A Bishop who refused to convert to Islam and was killed for this refusal beatified as a martyr.
According to media reports, Bishop Flavianus Michael Malke (Melki) was beaten and beheaded after he refused to convert to Islam. He was beatified as a martyr on August 29 at the Patriarchal Convent of Our Lady of Deliverance in Harissa, Lebanon.
Cardinal Angelo Amato, told the Vatican Radio that “today, as it was 100 years ago, darkness has fallen in many countries of ancient Christian civilization: the faithful are discriminated against, persecuted, expelled, killed; their houses are not marked with the blood of the Passover lamb to be saved, but with the red ‘Nu,’ for Nasrani or ‘one belonging to the Nazarene,’ meaning Christians, as the mark of their sentence.”
“As it was one hundred years ago, at the time of the martyrdom of Bishop Melki, Christians are denied every liberty, they are forced to leave their homeland, or to convert or die,” he added. “In fact, death reigns supreme in the persecutors’ minds and hearts of stone, who cannot stand the Christian civilization of liberty, respect for others, fraternity, justice, charity.”
Moreover, on August 30 Pope Francis paid tribute to Bishop Flavianus Michael Malke (Melki) saying,“In the context of a terrible persecution of Christians, he was a tireless defender of the rights of his people, urging all to remain firm in the faith,” the Pope told the crowds that had gathered in St. Peter’s Square. “Even today, dear brothers and sisters, in the Middle East and other parts of the world, Christians are persecuted.

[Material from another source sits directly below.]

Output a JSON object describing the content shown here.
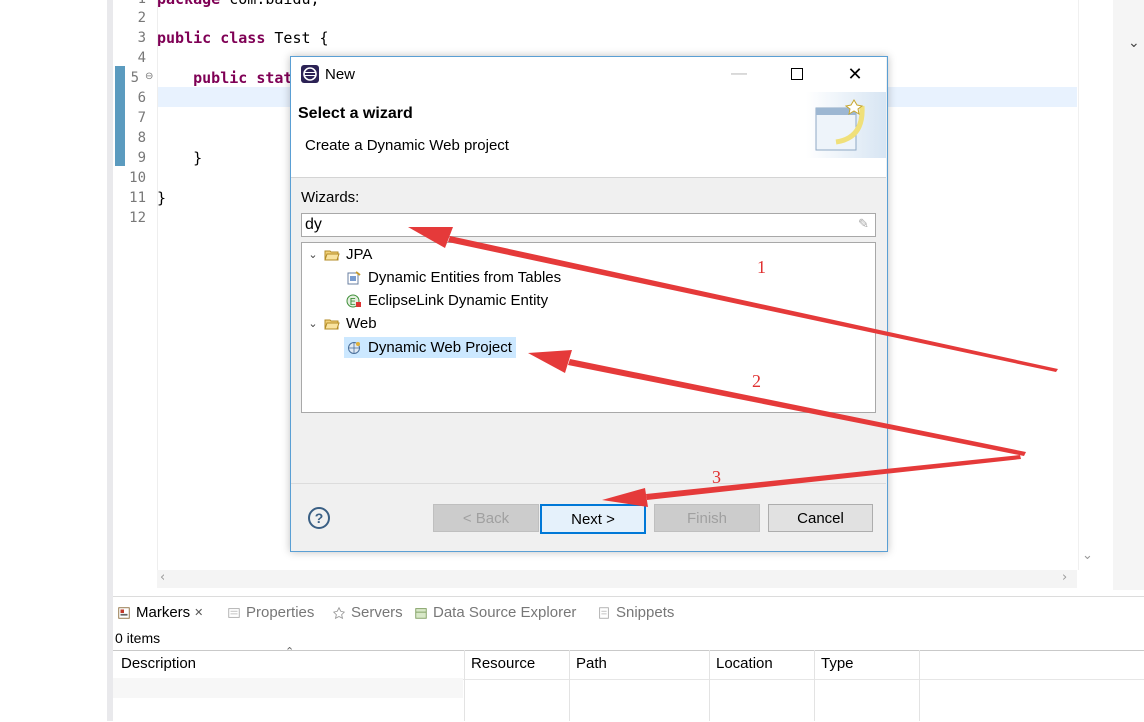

There are more martyrs than there were in the first centuries.”
“May the beatification of this bishop-martyr instill in them consolation, courage, and hope,” he added. “Let it also be a stimulus to legislators and government leaders to insure religious freedom everywhere, and to the international community to put an end to violence and oppression.”
Bishop Flavianus Michael Malke (Melki) was born in 1858, and ordained to the priesthood in 1883 and was ordained the Syriac Catholic bishop of Gazireh (now Cizre, Turkey) in 1913. He perished two years later in the Assyrian genocide.